According to the study published in PLoS Medicine, the total number of infants born prematurely since the ban was passed has dropped significantly. In addition, the number of infants born at a weight lower than normal for gestational age also dropped.
The legislation was introduced to improve the health of everyone in public situations. The tag-along health benefits for pregnant women were just an added benefit. Scotland is hoping other countries in the UK will follow along and pass the same legislation.

Researchers from the University of Glasgow believe “there is growing evidence of the potential for tobacco control legislation to have a positive impact on health.” But, not all countries are quick to jump on the legislation band-wagon, despite current and building evidence.

Researchers used data collected during the 14-year period between Jan. 1996 and Dec. 2009 for the study. Data was collected on infants born at a weight lower than normal for gestational age and infants delivered prematurely due to preterm labor. Before tobacco legislation was passed about 25-percent of pregnant women in Scotland smoked. After the ban that number dropped to about 19-percent.

Researchers noted a 10-percent reduction in premature births and a 5-percent reduction in the number of infants born at a weight lower than that of infants of normal gestational size. Reductions were seen in both the smoking and non-smoking populations, so there is some evidence that second-hand smoke was responsible for some of the pregnancy complications.

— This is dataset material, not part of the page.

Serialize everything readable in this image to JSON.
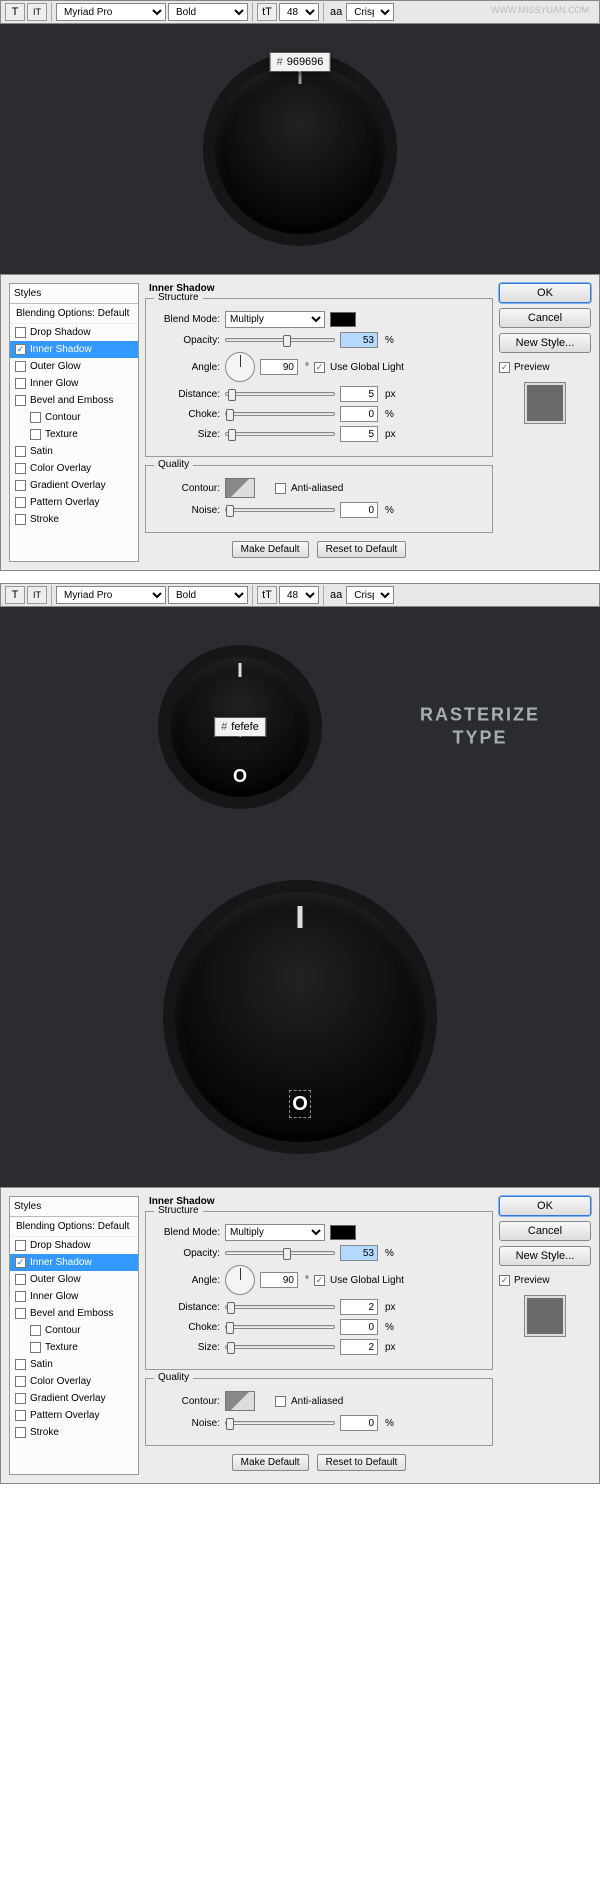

Source: Daniel F. Mackay, Scott M. Nelson, Sally J. Haw, Jill P. Pell. PLoS Medicine. 6 March, 2012.